> Required action
Look through the entries below. Report each line that has the word "true" in it.

Dataset items
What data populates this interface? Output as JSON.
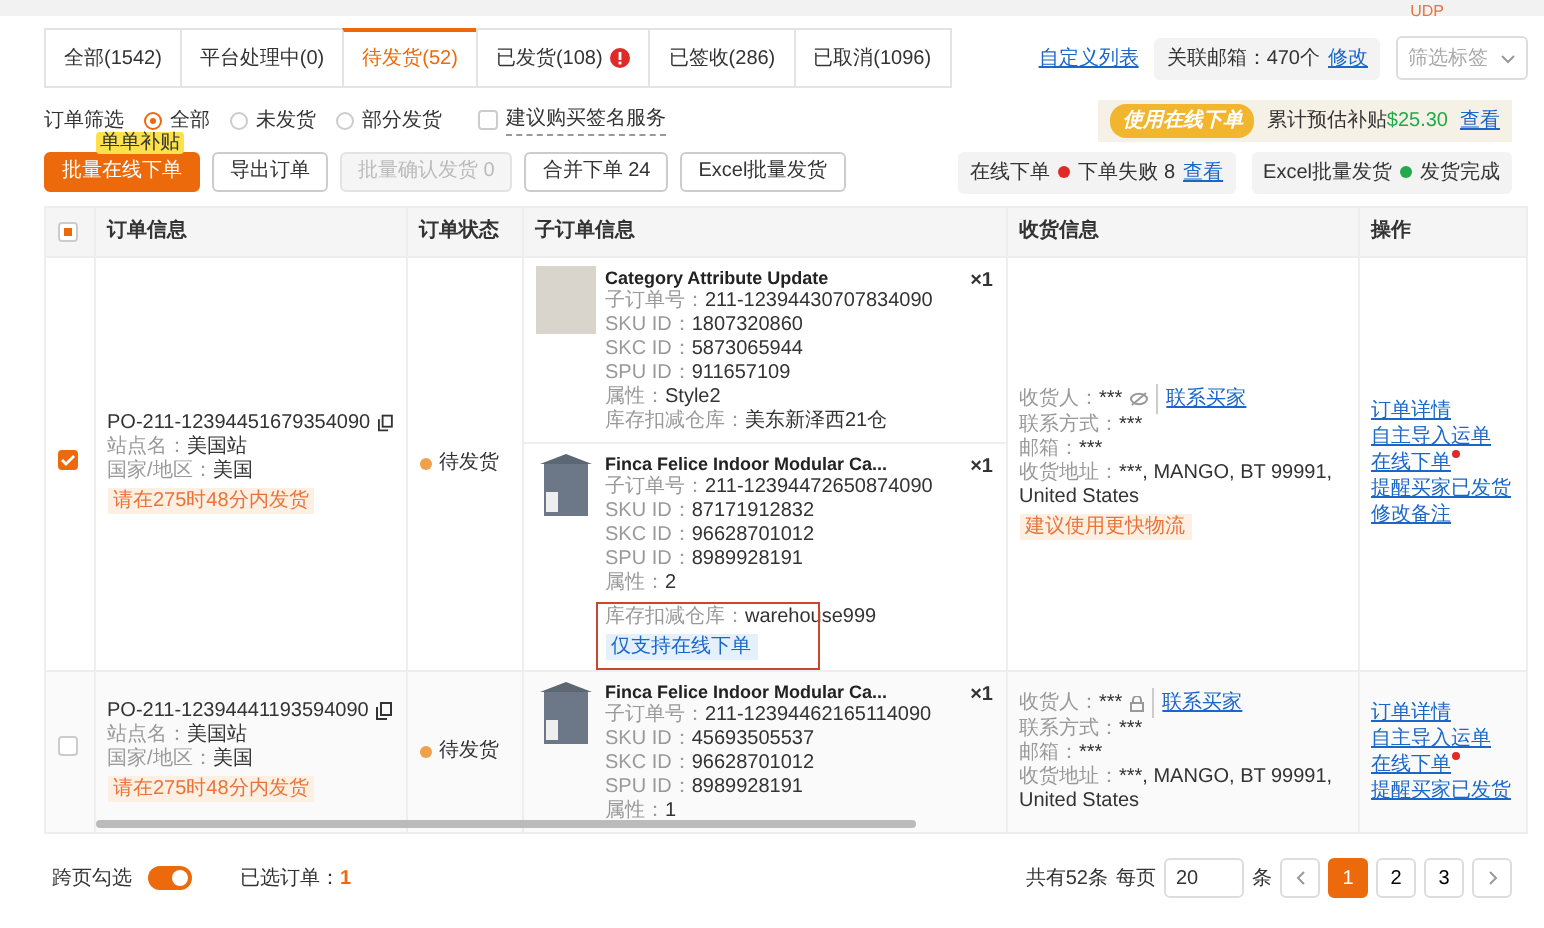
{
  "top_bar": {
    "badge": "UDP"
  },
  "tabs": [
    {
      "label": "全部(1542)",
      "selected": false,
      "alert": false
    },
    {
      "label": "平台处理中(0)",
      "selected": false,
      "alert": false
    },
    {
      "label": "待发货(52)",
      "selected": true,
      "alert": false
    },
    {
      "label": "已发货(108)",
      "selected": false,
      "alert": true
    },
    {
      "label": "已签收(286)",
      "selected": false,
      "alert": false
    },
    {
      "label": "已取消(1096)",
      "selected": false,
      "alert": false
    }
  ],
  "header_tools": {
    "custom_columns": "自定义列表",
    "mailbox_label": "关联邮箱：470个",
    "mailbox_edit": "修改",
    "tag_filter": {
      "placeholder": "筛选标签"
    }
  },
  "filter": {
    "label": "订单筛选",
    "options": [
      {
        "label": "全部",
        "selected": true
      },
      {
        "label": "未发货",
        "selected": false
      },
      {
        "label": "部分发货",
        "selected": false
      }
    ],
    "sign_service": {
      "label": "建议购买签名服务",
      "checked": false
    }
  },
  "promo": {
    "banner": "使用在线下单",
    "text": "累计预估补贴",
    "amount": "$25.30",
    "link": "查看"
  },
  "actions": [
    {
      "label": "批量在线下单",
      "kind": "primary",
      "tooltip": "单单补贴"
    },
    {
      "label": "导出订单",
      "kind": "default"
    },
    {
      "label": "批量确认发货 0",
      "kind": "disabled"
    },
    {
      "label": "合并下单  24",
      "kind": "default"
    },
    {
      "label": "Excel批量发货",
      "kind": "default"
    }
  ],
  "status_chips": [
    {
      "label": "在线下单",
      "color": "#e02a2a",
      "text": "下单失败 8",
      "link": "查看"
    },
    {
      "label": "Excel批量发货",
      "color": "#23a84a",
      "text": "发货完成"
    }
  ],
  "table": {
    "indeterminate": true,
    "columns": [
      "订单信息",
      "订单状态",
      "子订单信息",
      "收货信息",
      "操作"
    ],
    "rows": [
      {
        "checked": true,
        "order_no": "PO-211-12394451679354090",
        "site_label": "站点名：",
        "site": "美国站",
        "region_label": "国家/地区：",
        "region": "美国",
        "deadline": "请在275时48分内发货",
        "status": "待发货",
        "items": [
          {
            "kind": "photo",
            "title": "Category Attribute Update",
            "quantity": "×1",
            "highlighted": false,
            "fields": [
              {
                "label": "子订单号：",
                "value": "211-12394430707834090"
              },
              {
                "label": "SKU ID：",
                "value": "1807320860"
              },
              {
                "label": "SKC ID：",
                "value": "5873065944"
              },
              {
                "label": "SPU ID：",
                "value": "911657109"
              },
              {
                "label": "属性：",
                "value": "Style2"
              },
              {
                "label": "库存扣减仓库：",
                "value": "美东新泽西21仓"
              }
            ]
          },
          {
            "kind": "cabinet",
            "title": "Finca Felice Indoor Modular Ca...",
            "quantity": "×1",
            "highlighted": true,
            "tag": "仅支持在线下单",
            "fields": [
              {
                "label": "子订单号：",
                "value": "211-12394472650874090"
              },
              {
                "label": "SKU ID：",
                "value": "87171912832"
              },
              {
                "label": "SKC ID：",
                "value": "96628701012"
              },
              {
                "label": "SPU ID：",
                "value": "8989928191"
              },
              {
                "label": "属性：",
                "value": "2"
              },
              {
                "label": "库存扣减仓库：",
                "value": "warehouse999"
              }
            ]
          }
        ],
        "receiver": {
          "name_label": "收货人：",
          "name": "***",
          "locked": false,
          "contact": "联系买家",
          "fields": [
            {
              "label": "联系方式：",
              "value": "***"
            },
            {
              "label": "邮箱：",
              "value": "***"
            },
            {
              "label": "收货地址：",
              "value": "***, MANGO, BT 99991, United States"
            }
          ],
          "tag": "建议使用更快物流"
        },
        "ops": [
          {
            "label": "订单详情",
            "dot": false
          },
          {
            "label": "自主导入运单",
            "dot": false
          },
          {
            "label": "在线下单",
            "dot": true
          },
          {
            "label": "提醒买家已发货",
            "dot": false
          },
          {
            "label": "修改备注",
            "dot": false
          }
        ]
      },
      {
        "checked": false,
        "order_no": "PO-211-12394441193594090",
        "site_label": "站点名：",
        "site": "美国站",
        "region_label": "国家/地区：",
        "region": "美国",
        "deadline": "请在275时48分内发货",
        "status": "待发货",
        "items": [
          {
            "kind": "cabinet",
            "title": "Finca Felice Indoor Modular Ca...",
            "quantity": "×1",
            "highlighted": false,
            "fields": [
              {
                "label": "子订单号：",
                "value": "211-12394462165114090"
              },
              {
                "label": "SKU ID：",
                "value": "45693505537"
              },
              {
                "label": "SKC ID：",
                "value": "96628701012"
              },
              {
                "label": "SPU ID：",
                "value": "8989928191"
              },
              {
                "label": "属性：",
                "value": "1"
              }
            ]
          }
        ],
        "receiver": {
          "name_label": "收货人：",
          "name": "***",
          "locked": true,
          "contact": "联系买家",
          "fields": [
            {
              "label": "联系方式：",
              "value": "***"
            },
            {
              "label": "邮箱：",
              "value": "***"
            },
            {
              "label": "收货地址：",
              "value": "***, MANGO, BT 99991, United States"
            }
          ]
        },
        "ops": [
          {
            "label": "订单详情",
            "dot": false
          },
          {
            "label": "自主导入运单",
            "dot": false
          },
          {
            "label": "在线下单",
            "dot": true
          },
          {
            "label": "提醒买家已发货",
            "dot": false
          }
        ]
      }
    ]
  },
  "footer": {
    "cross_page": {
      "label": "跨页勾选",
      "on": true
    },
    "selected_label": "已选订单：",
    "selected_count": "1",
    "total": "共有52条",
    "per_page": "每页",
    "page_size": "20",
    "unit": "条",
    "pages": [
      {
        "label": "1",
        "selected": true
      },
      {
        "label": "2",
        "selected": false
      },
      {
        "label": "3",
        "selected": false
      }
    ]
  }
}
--
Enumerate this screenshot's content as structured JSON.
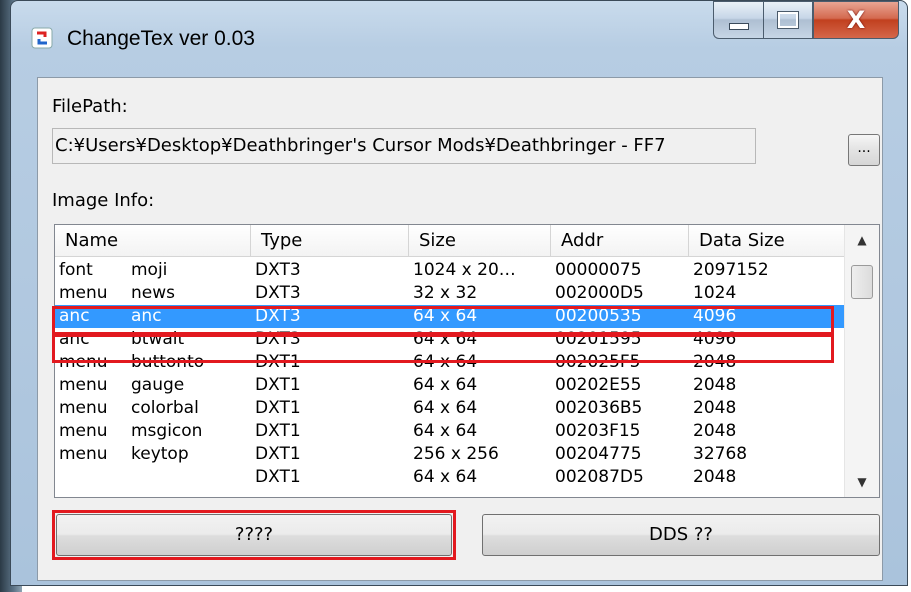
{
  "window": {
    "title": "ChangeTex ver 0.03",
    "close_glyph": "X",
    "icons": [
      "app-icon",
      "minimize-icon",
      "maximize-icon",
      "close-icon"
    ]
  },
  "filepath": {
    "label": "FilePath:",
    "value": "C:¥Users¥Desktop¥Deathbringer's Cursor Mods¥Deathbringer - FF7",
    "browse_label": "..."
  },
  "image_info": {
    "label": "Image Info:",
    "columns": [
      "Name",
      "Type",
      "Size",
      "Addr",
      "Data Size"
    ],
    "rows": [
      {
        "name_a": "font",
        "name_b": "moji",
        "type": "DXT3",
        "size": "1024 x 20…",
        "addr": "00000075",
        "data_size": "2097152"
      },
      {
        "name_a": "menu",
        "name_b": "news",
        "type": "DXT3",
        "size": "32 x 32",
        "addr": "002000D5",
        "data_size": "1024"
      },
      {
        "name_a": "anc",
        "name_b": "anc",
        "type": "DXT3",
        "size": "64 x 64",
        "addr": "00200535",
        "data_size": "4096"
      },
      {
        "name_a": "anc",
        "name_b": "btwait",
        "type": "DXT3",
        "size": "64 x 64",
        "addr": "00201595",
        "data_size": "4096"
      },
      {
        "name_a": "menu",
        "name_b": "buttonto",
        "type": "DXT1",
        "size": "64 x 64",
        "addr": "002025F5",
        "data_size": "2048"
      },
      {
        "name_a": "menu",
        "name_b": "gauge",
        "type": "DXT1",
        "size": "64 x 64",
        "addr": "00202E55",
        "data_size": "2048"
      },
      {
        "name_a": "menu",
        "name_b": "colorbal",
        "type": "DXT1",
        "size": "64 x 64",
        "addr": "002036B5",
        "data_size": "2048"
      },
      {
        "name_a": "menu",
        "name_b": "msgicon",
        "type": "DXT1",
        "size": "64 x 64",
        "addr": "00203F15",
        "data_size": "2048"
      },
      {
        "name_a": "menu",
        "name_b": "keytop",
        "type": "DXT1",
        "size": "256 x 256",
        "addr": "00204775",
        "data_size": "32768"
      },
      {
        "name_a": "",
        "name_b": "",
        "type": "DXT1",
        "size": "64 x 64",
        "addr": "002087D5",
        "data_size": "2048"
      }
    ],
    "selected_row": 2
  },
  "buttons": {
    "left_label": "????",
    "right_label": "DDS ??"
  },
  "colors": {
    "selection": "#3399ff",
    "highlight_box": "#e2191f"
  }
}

> Answer to this problem
      "selected": true,
      "alert": true
        "selected": true
    "indeterminate": true,
        "checked": true,
            "highlighted": true,
            "dot": true
          "locked": true,
            "dot": true
      "on": true
        "selected": true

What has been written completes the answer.